The question that we need to be asking is, “Who is going to pick up the tax load of those mega-taxpayers, when the mega-taxpayers no longer owe U.S. taxes?”
Since renunciations were on the way down, when Bush left office, it’s obvious that Obama’s “Soak the Rich” policies are responsible for this dramatic rise. Many years ago, lack of foreign business infrastructure forced the Rockefellers, Vanderbilts, and Morgans to stay in the USA and accept 90% income tax rates on the rich, if they wanted to make money. Back then, there was no other country in the world, where rich people could go and be able to make as much money as they were making here. But today, with the Internet, smartphones, and FedEx, the wealthy are no longer anchored to U.S. soil. Of course, congressional Republicans have to take part of the blame, since many of them helped pass the Foreign Account Tax Compliance Act (FATCA), that was a part of the HIRE Act of 2010 (H.R. 2847), which is driving many U.S. citizens who currently live and work abroad, to renounce their U.S. citizenship, just so they can maintain a bank account in the country where they reside and work.
At the heart of the problem is our tax system. Were it not for the taxation of income, Obama would not be able to move forward with his “Soak the Rich” agenda. Actually, the same applies to a Value Added Tax (VAT), like that proposed by Sen. Ted Cruz.

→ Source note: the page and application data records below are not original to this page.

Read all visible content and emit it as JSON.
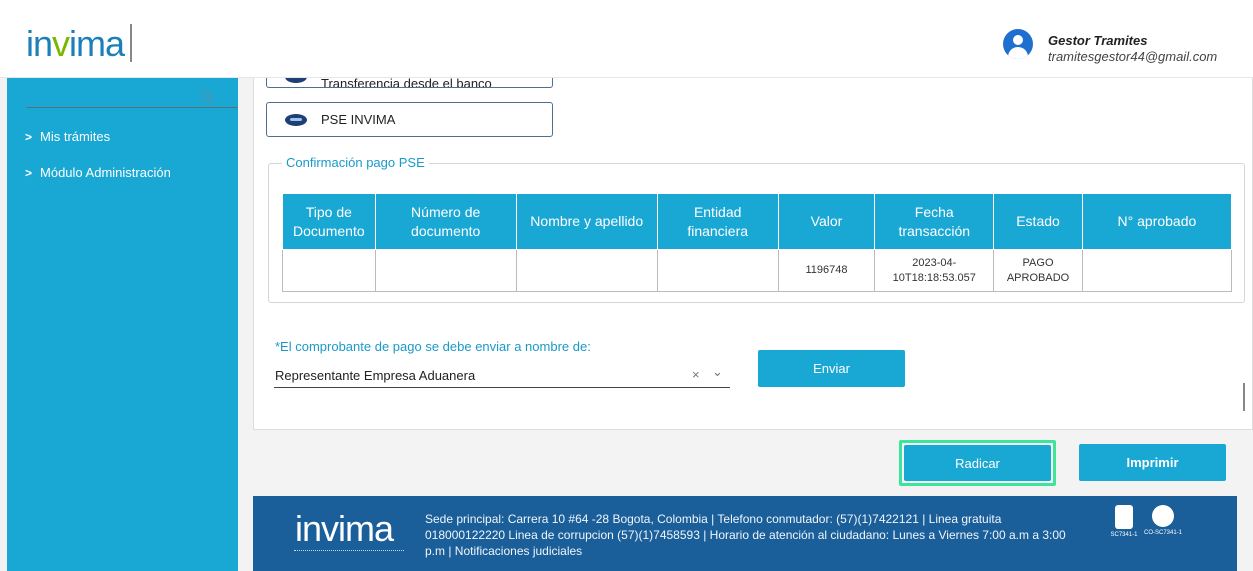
{
  "header": {
    "logo_text": "invima",
    "user_name": "Gestor Tramites",
    "user_email": "tramitesgestor44@gmail.com"
  },
  "sidebar": {
    "items": [
      {
        "label": "Mis trámites"
      },
      {
        "label": "Módulo Administración"
      }
    ]
  },
  "payment_options": {
    "bank_transfer": "Transferencia desde el banco",
    "pse": "PSE INVIMA"
  },
  "pse_confirmation": {
    "legend": "Confirmación pago PSE",
    "columns": [
      "Tipo de Documento",
      "Número de documento",
      "Nombre y apellido",
      "Entidad financiera",
      "Valor",
      "Fecha transacción",
      "Estado",
      "N° aprobado"
    ],
    "rows": [
      [
        "",
        "",
        "",
        "",
        "1196748",
        "2023-04-10T18:18:53.057",
        "PAGO APROBADO",
        ""
      ]
    ]
  },
  "receipt": {
    "label": "*El comprobante de pago se debe enviar a nombre de:",
    "selected": "Representante Empresa Aduanera",
    "clear_glyph": "×",
    "chevron_glyph": "⌄",
    "send_button": "Enviar"
  },
  "actions": {
    "radicar": "Radicar",
    "imprimir": "Imprimir"
  },
  "footer": {
    "logo_text": "invima",
    "text": "Sede principal: Carrera 10 #64 -28 Bogota, Colombia | Telefono conmutador: (57)(1)7422121 | Linea gratuita 018000122220 Linea de corrupcion (57)(1)7458593 | Horario de atención al ciudadano: Lunes a Viernes 7:00 a.m a 3:00 p.m | Notificaciones judiciales",
    "cert_1": "SC7341-1",
    "cert_2": "CO-SC7341-1"
  },
  "colors": {
    "primary": "#19a7d4",
    "footer": "#1b5f9a",
    "highlight": "#3de49c",
    "brand_green": "#7ab800"
  }
}
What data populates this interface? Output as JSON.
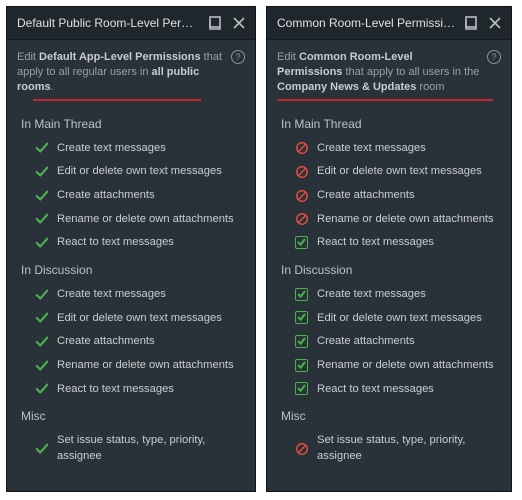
{
  "left": {
    "title": "Default Public Room-Level Permissions",
    "subtitle_prefix": "Edit ",
    "subtitle_bold1": "Default App-Level Permissions",
    "subtitle_mid": " that apply to all regular users in ",
    "subtitle_bold2": "all public rooms",
    "subtitle_suffix": ".",
    "sections": [
      {
        "name": "In Main Thread",
        "items": [
          {
            "icon": "check",
            "label": "Create text messages"
          },
          {
            "icon": "check",
            "label": "Edit or delete own text messages"
          },
          {
            "icon": "check",
            "label": "Create attachments"
          },
          {
            "icon": "check",
            "label": "Rename or delete own attachments"
          },
          {
            "icon": "check",
            "label": "React to text messages"
          }
        ]
      },
      {
        "name": "In Discussion",
        "items": [
          {
            "icon": "check",
            "label": "Create text messages"
          },
          {
            "icon": "check",
            "label": "Edit or delete own text messages"
          },
          {
            "icon": "check",
            "label": "Create attachments"
          },
          {
            "icon": "check",
            "label": "Rename or delete own attachments"
          },
          {
            "icon": "check",
            "label": "React to text messages"
          }
        ]
      },
      {
        "name": "Misc",
        "items": [
          {
            "icon": "check",
            "label": "Set issue status, type, priority, assignee"
          }
        ]
      }
    ]
  },
  "right": {
    "title": "Common Room-Level Permissions",
    "subtitle_prefix": "Edit ",
    "subtitle_bold1": "Common Room-Level Permissions",
    "subtitle_mid": " that apply to all users in the ",
    "subtitle_bold2": "Company News & Updates",
    "subtitle_suffix": " room",
    "sections": [
      {
        "name": "In Main Thread",
        "items": [
          {
            "icon": "deny",
            "label": "Create text messages"
          },
          {
            "icon": "deny",
            "label": "Edit or delete own text messages"
          },
          {
            "icon": "deny",
            "label": "Create attachments"
          },
          {
            "icon": "deny",
            "label": "Rename or delete own attachments"
          },
          {
            "icon": "box",
            "label": "React to text messages"
          }
        ]
      },
      {
        "name": "In Discussion",
        "items": [
          {
            "icon": "box",
            "label": "Create text messages"
          },
          {
            "icon": "box",
            "label": "Edit or delete own text messages"
          },
          {
            "icon": "box",
            "label": "Create attachments"
          },
          {
            "icon": "box",
            "label": "Rename or delete own attachments"
          },
          {
            "icon": "box",
            "label": "React to text messages"
          }
        ]
      },
      {
        "name": "Misc",
        "items": [
          {
            "icon": "deny",
            "label": "Set issue status, type, priority, assignee"
          }
        ]
      }
    ]
  },
  "help_char": "?"
}
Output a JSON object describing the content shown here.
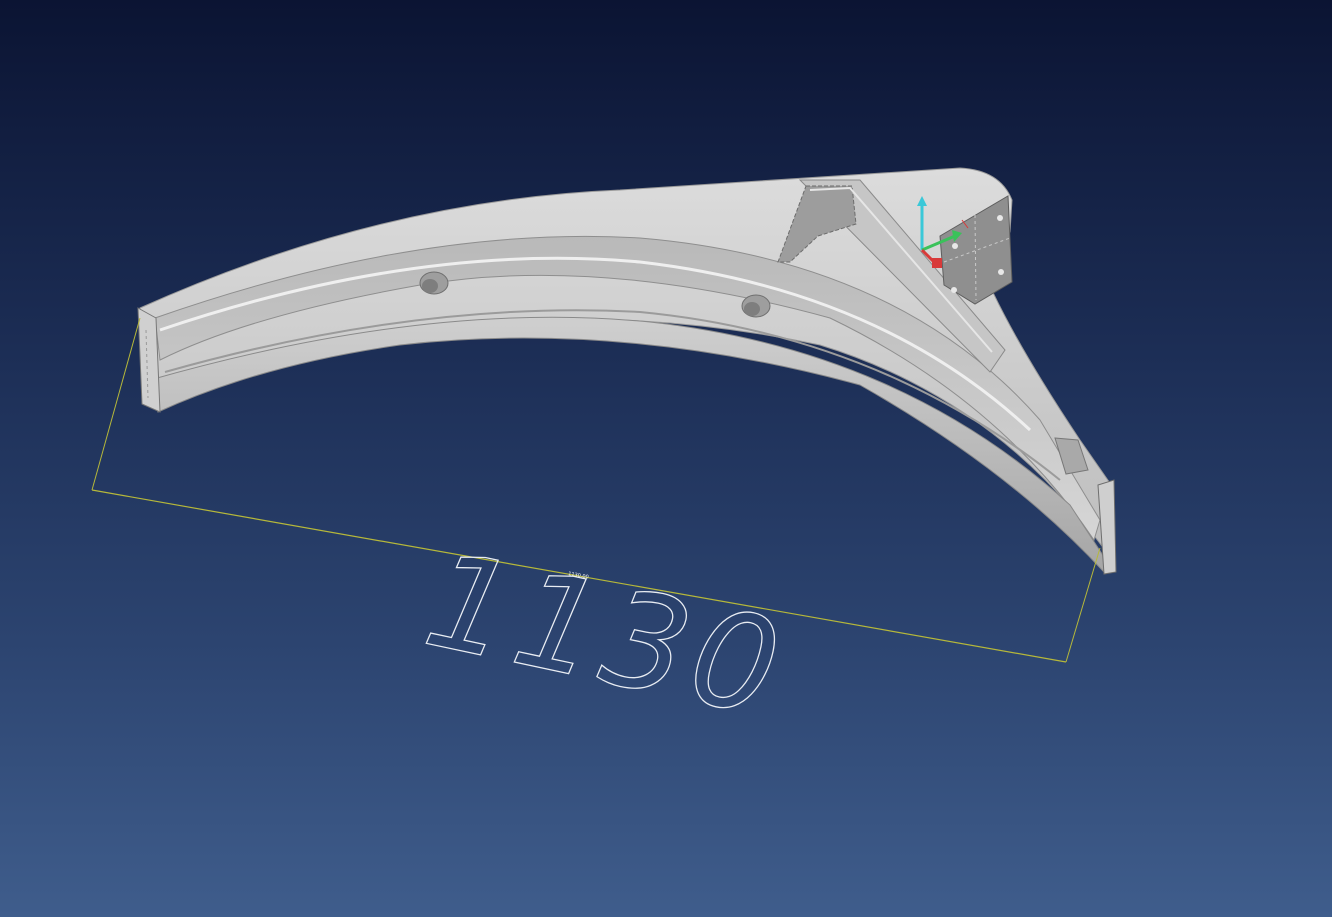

It’s time to end the system that enables such attacks on success. It’s time to abolish the income tax and the IRS. But as long as income is taxed, be it progressive, flat, or through a VAT, the IRS cannot be more than marginally reduced in size. On the other hand, without an income tax, the IRS goes away and it becomes impossible to target a particular income group.
Of the various tax reform plans, both in Congress and on the campaign trail, only the FairTax (H.R.25 / S.155) will or even can abolish the IRS. The FairTax makes the IRS superfluous, by turning over all federal tax collections to the states. The states would audit a portion of about 25 million retail businesses (as they currently do in 45 states) and a small sub-department within the Treasury Department would audit the 50 states. Nobody would audit you (unless you happen to own a retail business and then it would be the same state auditors that currently conduct your state sales tax audits).
NO IRS. No individual audits. No April 15th deadline. No compliance costs. No “Soak the Rich”. The total lack of a personal or corporate income tax would draw wealth and jobs back into the USA in record numbers. With more wealthy citizens spending their money on new retail products and services, and more people working, earning a salary, and spending that money, the tax load would be spread out more, so we could all pay less tax. Everyone wins… well, except the illegal aliens, who would be at a roughly 23% tax disadvantage, compared to entry level working citizens, since illegal aliens would pay the full 23% tax rate, without the benefit of the prebate, which would wipe out most or all of the taxes paid by those poor working citizens. The FairTax would be a WIN-WIN-WIN situation.
For more detailed information on this ominous trend, read, “The Rich Don’t Pay Tax! …Or Do They?”, available in print and popular ebook formats on Amazon, Barnes and Noble and through other booksellers or click one of the links on the left side of this page.Follow us on social media